-- Problem --
Please reply with one number only: how many lines in the entries below contain the string "feature".

Content starts

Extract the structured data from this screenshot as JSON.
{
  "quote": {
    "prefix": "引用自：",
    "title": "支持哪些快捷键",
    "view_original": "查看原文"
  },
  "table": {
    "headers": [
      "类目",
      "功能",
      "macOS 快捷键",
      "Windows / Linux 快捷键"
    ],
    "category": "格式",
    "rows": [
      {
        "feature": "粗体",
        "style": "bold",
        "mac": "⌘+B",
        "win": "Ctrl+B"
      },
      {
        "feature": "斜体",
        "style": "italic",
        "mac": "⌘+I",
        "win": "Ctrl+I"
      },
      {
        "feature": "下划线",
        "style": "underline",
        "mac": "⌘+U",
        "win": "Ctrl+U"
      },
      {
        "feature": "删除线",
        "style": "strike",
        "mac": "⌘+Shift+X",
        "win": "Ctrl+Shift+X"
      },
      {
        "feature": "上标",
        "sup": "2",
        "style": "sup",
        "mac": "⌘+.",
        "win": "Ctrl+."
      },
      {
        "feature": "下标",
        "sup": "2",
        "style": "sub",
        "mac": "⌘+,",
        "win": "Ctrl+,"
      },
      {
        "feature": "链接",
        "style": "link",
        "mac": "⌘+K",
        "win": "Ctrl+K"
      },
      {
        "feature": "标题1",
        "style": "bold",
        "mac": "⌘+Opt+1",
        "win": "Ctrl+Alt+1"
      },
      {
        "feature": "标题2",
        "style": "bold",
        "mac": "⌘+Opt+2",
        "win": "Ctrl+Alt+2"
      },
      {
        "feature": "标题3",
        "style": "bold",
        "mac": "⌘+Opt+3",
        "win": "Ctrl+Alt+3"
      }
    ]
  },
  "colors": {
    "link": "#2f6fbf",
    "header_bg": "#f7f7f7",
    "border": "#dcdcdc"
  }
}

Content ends
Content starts

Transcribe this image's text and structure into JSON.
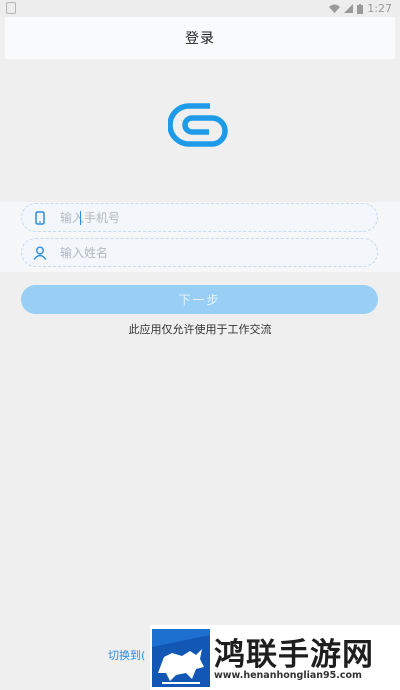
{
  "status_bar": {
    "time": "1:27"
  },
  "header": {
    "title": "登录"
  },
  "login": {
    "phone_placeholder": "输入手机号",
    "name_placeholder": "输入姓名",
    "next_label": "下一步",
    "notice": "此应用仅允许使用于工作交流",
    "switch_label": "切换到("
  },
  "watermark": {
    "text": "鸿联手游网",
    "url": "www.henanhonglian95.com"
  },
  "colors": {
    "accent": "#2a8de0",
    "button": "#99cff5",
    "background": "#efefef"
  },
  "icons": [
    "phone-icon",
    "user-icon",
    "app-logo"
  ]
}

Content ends
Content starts

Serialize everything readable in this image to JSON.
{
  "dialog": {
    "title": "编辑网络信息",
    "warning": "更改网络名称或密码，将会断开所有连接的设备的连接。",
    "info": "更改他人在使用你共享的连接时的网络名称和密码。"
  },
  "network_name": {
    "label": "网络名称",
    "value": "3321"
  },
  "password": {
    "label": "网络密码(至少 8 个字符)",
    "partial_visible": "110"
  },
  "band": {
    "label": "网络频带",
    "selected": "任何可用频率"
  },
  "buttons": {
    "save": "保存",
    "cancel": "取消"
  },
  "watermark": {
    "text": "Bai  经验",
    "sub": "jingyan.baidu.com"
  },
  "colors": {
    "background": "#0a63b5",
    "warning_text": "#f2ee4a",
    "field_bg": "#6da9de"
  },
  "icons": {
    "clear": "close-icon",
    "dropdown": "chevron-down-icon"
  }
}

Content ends

-- Result of the exercise --
10